Now, I haven't mentioned Etain yet. So, let me tell you about her. Actually, wait a minute. Before I tell you about her, let's use an idea that I had almost two months ago. Consider this a warning:

Get it? Spoiler alert!

Etain is the tracker that the 9th Legion was given to lead them to the Picts to defeat them. However, she betrayed the Romans and led them into the ambush. She is the ultimate hunter and she HATES the Romans. See, when she was younger, the Romans attacked her village. They murdered her father, they raped her mother and they made her watch. Then, they raped her. Finally, they cut out her tongue. So, her hatred is understandable. It, however, does not change that she is the villain in this story.

Ultimately, Centurion is a chase movie. Quintus must try to lead his remaining troops home with Etain and the Picts trying to kill them. It's bloody, gory and very over the top. That's okay though. That's what you expect from a Neil Marshall film. If you pick this up off the shelf expecting an accurate historical drama, you'd be sadly mistaken.
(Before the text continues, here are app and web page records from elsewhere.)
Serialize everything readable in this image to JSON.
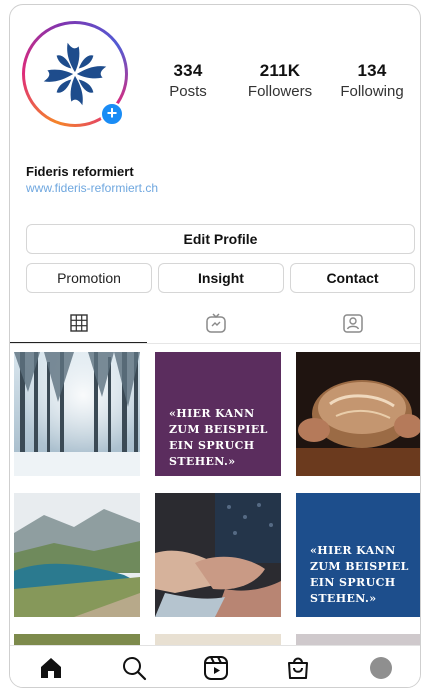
{
  "profile": {
    "name": "Fideris reformiert",
    "link": "www.fideris-reformiert.ch",
    "add_badge": "+"
  },
  "stats": [
    {
      "value": "334",
      "label": "Posts"
    },
    {
      "value": "211K",
      "label": "Followers"
    },
    {
      "value": "134",
      "label": "Following"
    }
  ],
  "buttons": {
    "edit_profile": "Edit Profile",
    "promotion": "Promotion",
    "insight": "Insight",
    "contact": "Contact"
  },
  "tabs": [
    {
      "icon": "grid-icon",
      "active": true
    },
    {
      "icon": "igtv-icon",
      "active": false
    },
    {
      "icon": "tagged-icon",
      "active": false
    }
  ],
  "posts": {
    "quote_1": "«HIER KANN\nZUM BEISPIEL\nEIN SPRUCH\nSTEHEN.»",
    "quote_2": "«HIER KANN\nZUM BEISPIEL\nEIN SPRUCH\nSTEHEN.»"
  },
  "colors": {
    "logo_blue": "#1e4c8c",
    "quote_purple": "#5b2d5e",
    "quote_blue": "#1d4e8c",
    "badge_blue": "#1a8cf5",
    "link_blue": "#6fa7df"
  },
  "bottom_nav": [
    "home-icon",
    "search-icon",
    "reels-icon",
    "shop-icon",
    "profile-avatar"
  ]
}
There are problems with this movie. The characters are all paper thin. You understand Etain's motivations, but most of the characters just aren't very fleshed out. In fact, characters like Vortix and Aeron are not just undeveloped, but barely used. The actors themselves do a fine job with what little character they've been given to work with. Dominic West, Michael Fassbender and Olga Kurylenko are all fantastic in their roles and 28 Weeks Later's Imogen Poots was a nice addition to the cast.

Yes, it's a weak plot and has weaker characters, but that's not what you watch Neil Marshall's movies for. Frankly, it's a fun movie. It's entertaining. That has to count for something. Objectively, I would say it's not a very good movie, but subjectively it's pretty cool. I know I'll want to sit down and watch it again. Not to look for things I missed, or to look at it any differently, but to be entertained and enjoy watching a fun movie.

PS: If you're interested in learning more about Roman history, and you like podcasts, I cannot recommend The History of Rome podcast enough. Mike Duncan does an amazing job of putting together an excellent show each week.

Thursday, December 16, 2010

In which I'm okay with Heimdall being black

I've not watched the trailer for Thor yet. Not too worried about it, but I saw this article earlier:

'Thor' Early Buzz: Well, Racists Hate It - The Moviefone Blog:

"Elba, meanwhile, stated: 'There has been a big debate about it: Can a black man play a Nordic character? Hang about, Thor's mythical, right? Thor has a hammer that flies to him when he clicks his fingers. That's okay, but the colour of my skin is wrong?'"


Also, to the Council of Conservative Citizens: Fuck you.

And then Dead Woods had a trailer

Now that Dead Woods has a website, I can finally start to share more info about it with you! Specifically, the trailer, which has been floating around Facebook for a while now, is on YouTube!

Keep an eye on this space...I'm hearing some rumors that there might be something special from Dead Woods for xmas!

Also, because I always find this sort of thing fun, some behind the scenes action:

Yeah...none of us actually got paid with anything besides beer. And we were always paid before we started shooting...first time director's mistake number 1.

Tuesday, December 14, 2010

Song of the Day - Sukie in the Graveyard by Belle & Sebastian

No explanation for this one. I just like the song.

So, I was in this movie

You may remember me mentioning once or twice a movie I was in that my friend was directing, well, big news! There's finally an actual, sort of, website for it!

The website was my wrap/xmas gift to the director. There will be more coming to it soon (I would assume). There is also a twitter account for it @deadwoodsmovie